→ RECORDS PROVIDED:
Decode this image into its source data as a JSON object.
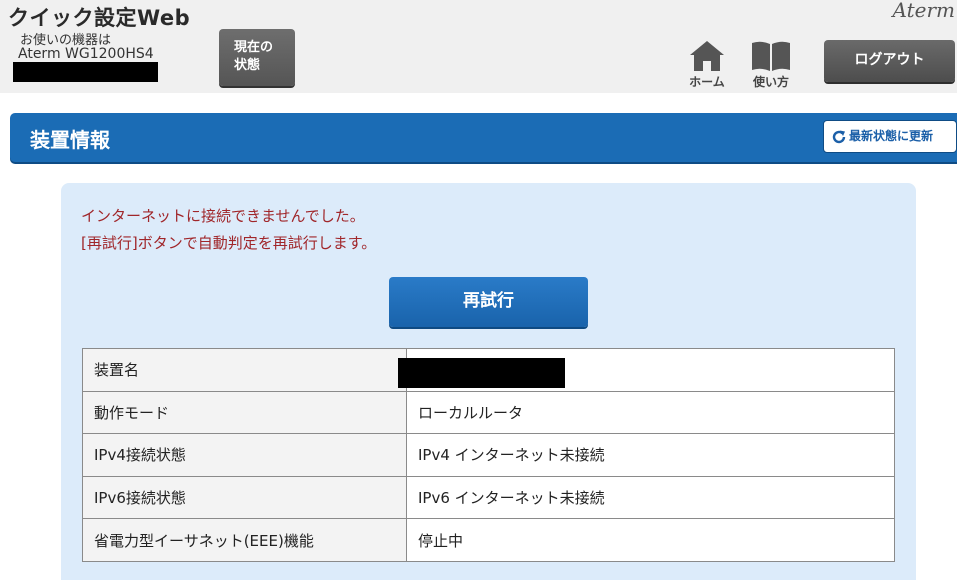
{
  "header": {
    "app_title": "クイック設定Web",
    "device_caption": "お使いの機器は",
    "device_model": "Aterm WG1200HS4",
    "brand": "Aterm",
    "status_button": [
      "現在の",
      "状態"
    ],
    "home_label": "ホーム",
    "manual_label": "使い方",
    "logout_label": "ログアウト"
  },
  "title_bar": {
    "title": "装置情報",
    "refresh_label": "最新状態に更新"
  },
  "main": {
    "message_1": "インターネットに接続できませんでした。",
    "message_2": "[再試行]ボタンで自動判定を再試行します。",
    "retry_label": "再試行",
    "rows": [
      {
        "label": "装置名",
        "value": ""
      },
      {
        "label": "動作モード",
        "value": "ローカルルータ"
      },
      {
        "label": "IPv4接続状態",
        "value": "IPv4 インターネット未接続"
      },
      {
        "label": "IPv6接続状態",
        "value": "IPv6 インターネット未接続"
      },
      {
        "label": "省電力型イーサネット(EEE)機能",
        "value": "停止中"
      }
    ]
  },
  "colors": {
    "accent_blue": "#1b6cb5",
    "error_text": "#a0262a",
    "panel_bg": "#dcebfa"
  }
}
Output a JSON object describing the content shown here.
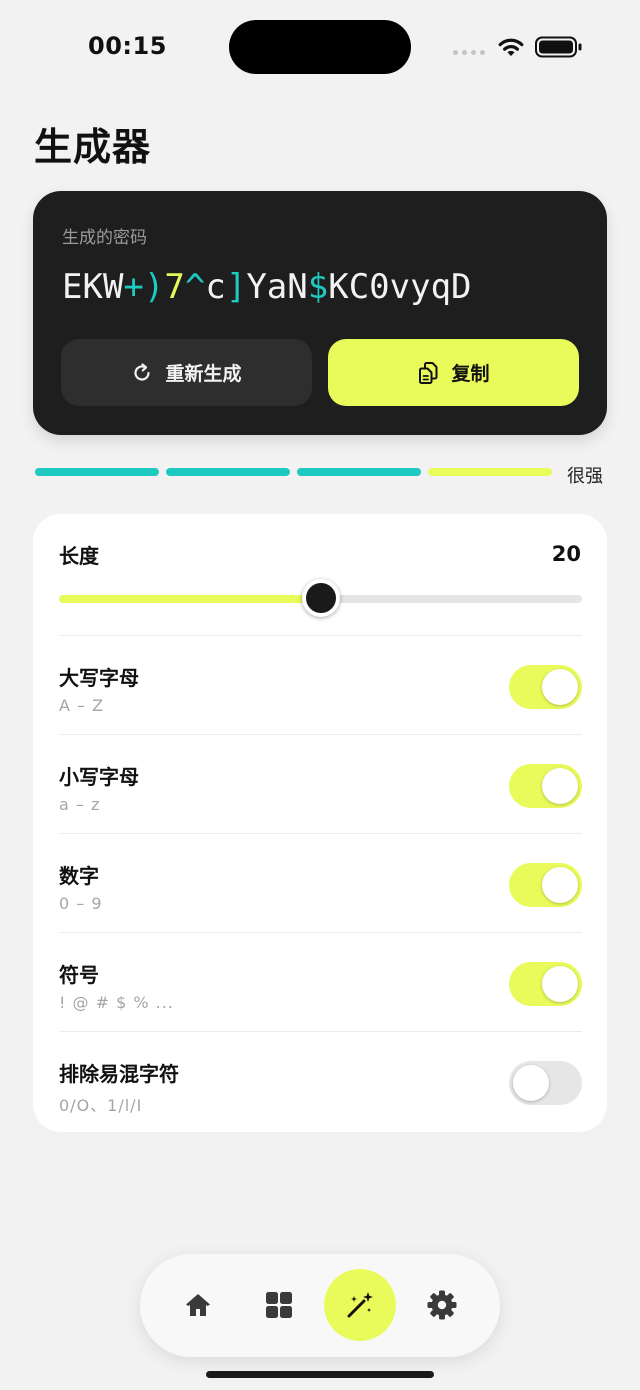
{
  "status_bar": {
    "time": "00:15"
  },
  "page": {
    "title": "生成器"
  },
  "password_card": {
    "caption": "生成的密码",
    "segments": [
      {
        "text": "EKW",
        "kind": "letter"
      },
      {
        "text": "+)",
        "kind": "symbol"
      },
      {
        "text": "7",
        "kind": "number"
      },
      {
        "text": "^",
        "kind": "symbol"
      },
      {
        "text": "c",
        "kind": "letter"
      },
      {
        "text": "]",
        "kind": "symbol"
      },
      {
        "text": "YaN",
        "kind": "letter"
      },
      {
        "text": "$",
        "kind": "symbol"
      },
      {
        "text": "KC0vyqD",
        "kind": "letter"
      }
    ],
    "regenerate_label": "重新生成",
    "copy_label": "复制"
  },
  "strength": {
    "label": "很强",
    "segments": [
      "#1ec9c1",
      "#1ec9c1",
      "#1ec9c1",
      "#e9fb5b"
    ]
  },
  "settings": {
    "length_label": "长度",
    "length_value": "20",
    "length_slider_fraction": 0.5,
    "options": [
      {
        "title": "大写字母",
        "subtitle": "A – Z",
        "enabled": true
      },
      {
        "title": "小写字母",
        "subtitle": "a – z",
        "enabled": true
      },
      {
        "title": "数字",
        "subtitle": "0 – 9",
        "enabled": true
      },
      {
        "title": "符号",
        "subtitle": "! @ # $ % ...",
        "enabled": true
      },
      {
        "title": "排除易混字符",
        "subtitle": "0/O、1/l/I",
        "enabled": false
      }
    ]
  },
  "tabbar": {
    "tabs": [
      {
        "icon": "home-icon",
        "active": false
      },
      {
        "icon": "grid-icon",
        "active": false
      },
      {
        "icon": "magic-wand-icon",
        "active": true
      },
      {
        "icon": "gear-icon",
        "active": false
      }
    ]
  },
  "colors": {
    "accent": "#e9fb5b",
    "teal": "#1ec9c1",
    "card_dark": "#1e1e1e",
    "background": "#f2f2f2"
  }
}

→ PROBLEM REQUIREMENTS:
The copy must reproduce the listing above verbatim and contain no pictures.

→ ANSWER BELOW:
Decode this image into its source data as a JSON object.
{
  "header": {
    "app_title": "クイック設定Web",
    "device_caption": "お使いの機器は",
    "device_model": "Aterm WG1200HS4",
    "brand": "Aterm",
    "status_button": [
      "現在の",
      "状態"
    ],
    "home_label": "ホーム",
    "manual_label": "使い方",
    "logout_label": "ログアウト"
  },
  "title_bar": {
    "title": "装置情報",
    "refresh_label": "最新状態に更新"
  },
  "main": {
    "message_1": "インターネットに接続できませんでした。",
    "message_2": "[再試行]ボタンで自動判定を再試行します。",
    "retry_label": "再試行",
    "rows": [
      {
        "label": "装置名",
        "value": ""
      },
      {
        "label": "動作モード",
        "value": "ローカルルータ"
      },
      {
        "label": "IPv4接続状態",
        "value": "IPv4 インターネット未接続"
      },
      {
        "label": "IPv6接続状態",
        "value": "IPv6 インターネット未接続"
      },
      {
        "label": "省電力型イーサネット(EEE)機能",
        "value": "停止中"
      }
    ]
  },
  "colors": {
    "accent_blue": "#1b6cb5",
    "error_text": "#a0262a",
    "panel_bg": "#dcebfa"
  }
}
Output a JSON object describing the content shown here.
{
  "status_bar": {
    "time": "00:15"
  },
  "page": {
    "title": "生成器"
  },
  "password_card": {
    "caption": "生成的密码",
    "segments": [
      {
        "text": "EKW",
        "kind": "letter"
      },
      {
        "text": "+)",
        "kind": "symbol"
      },
      {
        "text": "7",
        "kind": "number"
      },
      {
        "text": "^",
        "kind": "symbol"
      },
      {
        "text": "c",
        "kind": "letter"
      },
      {
        "text": "]",
        "kind": "symbol"
      },
      {
        "text": "YaN",
        "kind": "letter"
      },
      {
        "text": "$",
        "kind": "symbol"
      },
      {
        "text": "KC0vyqD",
        "kind": "letter"
      }
    ],
    "regenerate_label": "重新生成",
    "copy_label": "复制"
  },
  "strength": {
    "label": "很强",
    "segments": [
      "#1ec9c1",
      "#1ec9c1",
      "#1ec9c1",
      "#e9fb5b"
    ]
  },
  "settings": {
    "length_label": "长度",
    "length_value": "20",
    "length_slider_fraction": 0.5,
    "options": [
      {
        "title": "大写字母",
        "subtitle": "A – Z",
        "enabled": true
      },
      {
        "title": "小写字母",
        "subtitle": "a – z",
        "enabled": true
      },
      {
        "title": "数字",
        "subtitle": "0 – 9",
        "enabled": true
      },
      {
        "title": "符号",
        "subtitle": "! @ # $ % ...",
        "enabled": true
      },
      {
        "title": "排除易混字符",
        "subtitle": "0/O、1/l/I",
        "enabled": false
      }
    ]
  },
  "tabbar": {
    "tabs": [
      {
        "icon": "home-icon",
        "active": false
      },
      {
        "icon": "grid-icon",
        "active": false
      },
      {
        "icon": "magic-wand-icon",
        "active": true
      },
      {
        "icon": "gear-icon",
        "active": false
      }
    ]
  },
  "colors": {
    "accent": "#e9fb5b",
    "teal": "#1ec9c1",
    "card_dark": "#1e1e1e",
    "background": "#f2f2f2"
  }
}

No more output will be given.